By: Imogen Matthews
Posted: November 9, 2009, from the November 2009 issue of GCI Magazine.

The roots of the fair-trade movement can be traced back more than 30 years to the Netherlands, where the first fair-trade labeling initiative was established to help import coffee under fair-trading terms. Since the launch of fair-trade in the U.K., it has grown into a broad-based social movement—bringing together a coalition of nongovernmental organizations, businesses and consumers, all seeking to make a positive impact toward the eradication of global poverty. The vision behind fair-trade is of a world in which justice and sustainable development are at the heart of trade structures and practices so that everyone, through their work, can maintain a decent and dignified livelihood and develop their full potential.

Fairtrade Labelling Organizations (FLO) International is an association that unites 23 fair-trade producer and labeling initiatives across Europe, Asia, Latin America, North America, Africa, Australia and New Zealand.

In the U.K., the Fairtrade Foundation is an independent certification body and registered trademark of FLO International, which licenses the use of its fair-trade mark on products that meet international fair-trade standards. This independent consumer label is now recognized by 70% of U.K. consumers, and appears on products as a guarantee that disadvantaged producers are getting remunerated at a level appropriate to their work.

FLO International and its members have been working for several years on developing a policy for the labeling of beauty products containing fair-trade certified ingredients. In June 2009, the Fairtrade Foundation announced the first beauty products to be fair-trade certified.
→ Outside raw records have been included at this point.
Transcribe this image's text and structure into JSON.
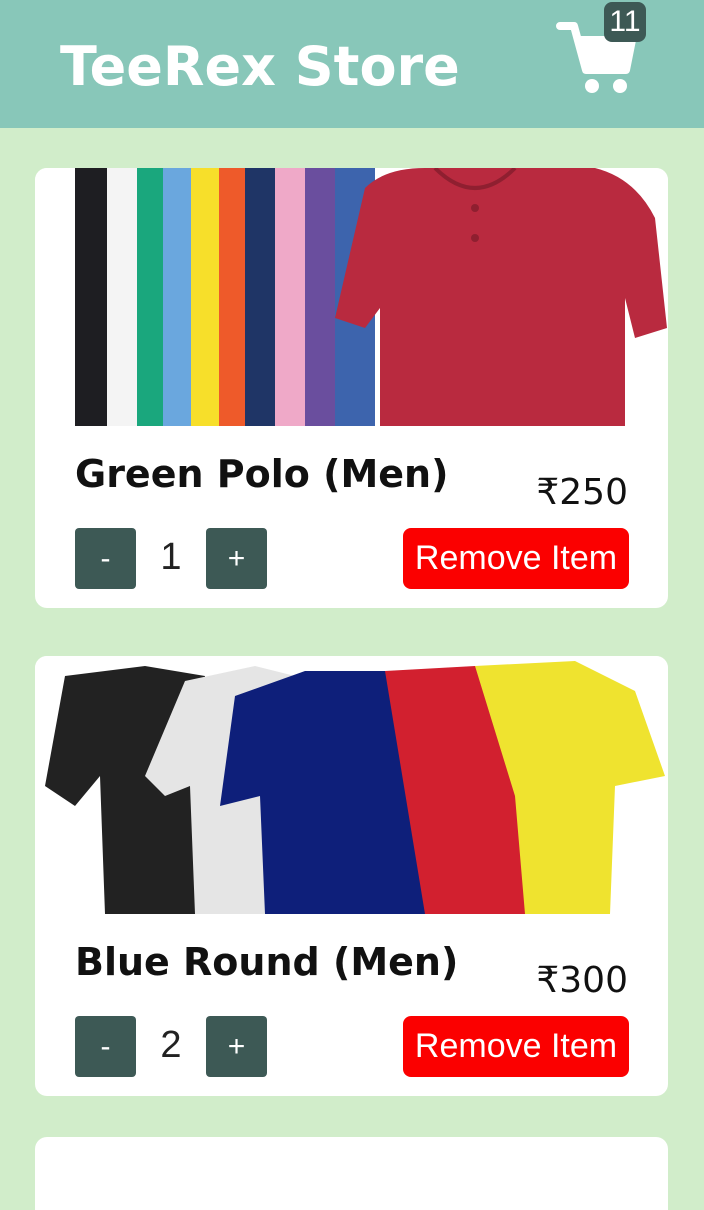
{
  "header": {
    "brand": "TeeRex Store",
    "cart_count": "11",
    "cart_icon": "shopping-cart-icon",
    "bg_color": "#88c7b9"
  },
  "colors": {
    "page_bg": "#d1edca",
    "button_dark": "#3d5955",
    "remove_red": "#fb0000"
  },
  "cart_items": [
    {
      "name": "Green Polo (Men)",
      "price": "₹250",
      "quantity": "1",
      "minus_label": "-",
      "plus_label": "+",
      "remove_label": "Remove Item",
      "image": "polo-shirts-image"
    },
    {
      "name": "Blue Round (Men)",
      "price": "₹300",
      "quantity": "2",
      "minus_label": "-",
      "plus_label": "+",
      "remove_label": "Remove Item",
      "image": "round-neck-tshirts-image"
    }
  ]
}
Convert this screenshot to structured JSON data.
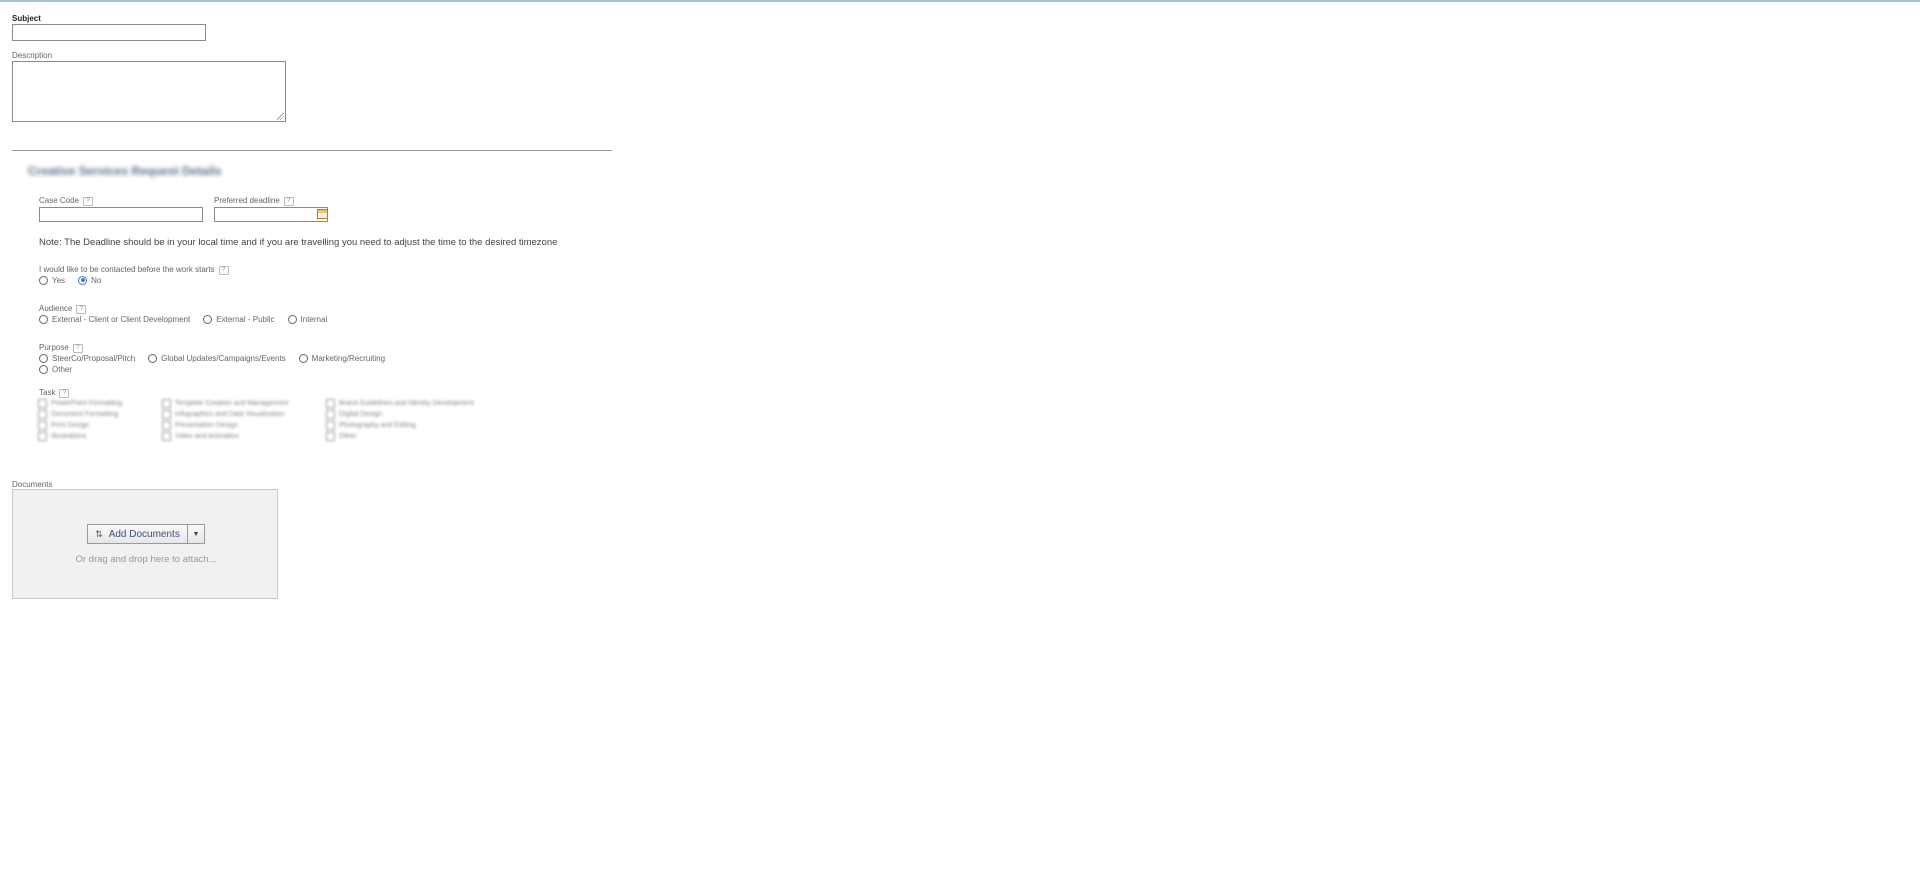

The new fair-trade products include lip balms, face masks, body butters and shower gels, and brands such as Lush,* Neal’s Yard, Boots, Essential Care and Bubble & Balm have launched products containing one or more fair-trade certified ingredients—notably cocoa butter, shea nut butter, sugar and brazil nut oil that benefit farming communities in countries in Africa, Asia and North America.